·         There are too many separate systems. 

·         There are significant differences between book inventory and perpetual inventory values.

·         You have a sense that it is takes too many people to complete simple tasks.

·         You spend too much on technology support.

·         Your customers are doing more business with the competition.

·         You signed on to your own web site and could not figure out how to place an order, could not find a phone number to call or you could not find reach a human being that would listen and let you know that they understood your challenge (regardless of how trivial).

·         Is your ERP solution the solution that supports the majority of business applications and is the repository for the corporation’s information?



When was the last time you called your own customer service department and pretended to be a potential new customer to see how your customers are treated?


The decision to upgrade or implement a new solution is not an information technology decision.  It has to be a business, a business process decision.  Senior management must take ownership of the decision process.  Too much rides on the outcome.


Upgrades should be periodic and deliberate. 


The upgrade decisions must be aligned with the strategy of corporate vision.  The costs must be justified.  They need a project plan and general consensus.  The resources needed must be identified and available.  The alternative is rapid technological obsolescence.

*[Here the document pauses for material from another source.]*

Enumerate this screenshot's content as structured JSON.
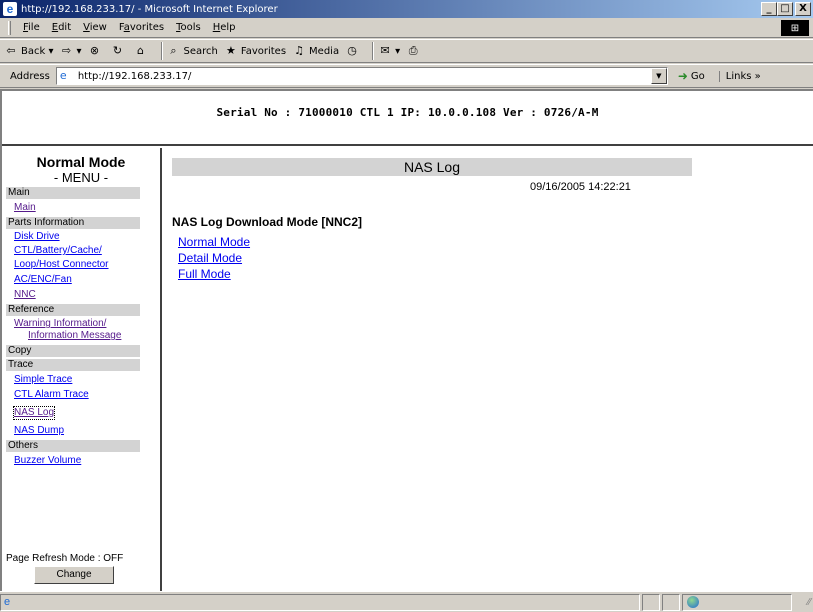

ERP solutions are a critical component of any organization on a growth path.  As many business processes need to be incorporated and integrated in the solution.  The more fully an organization is integrated, the more operational efficiencies can be obtained.  Automation and integration is how you stay competitive.


ERP changes are also a great time for companies to evaluate their current processes and look for opportunities to eliminate custom software, unneeded modifications, and third-party or legacy systems in order to simplify their environments and lower costs of ownership.


Making the decision is not always easy, but the benefits are worth the effort if the process is done right.


What are you doing to streamline your organization?   We would like to hear what you have to say and learn what you are doing.  Contact us today.  We are here to help.  Dolvin Consulting works with manufacturing, distribution and specialty retail companies to help them streamline their computer operations, reduce costs and become more profitable.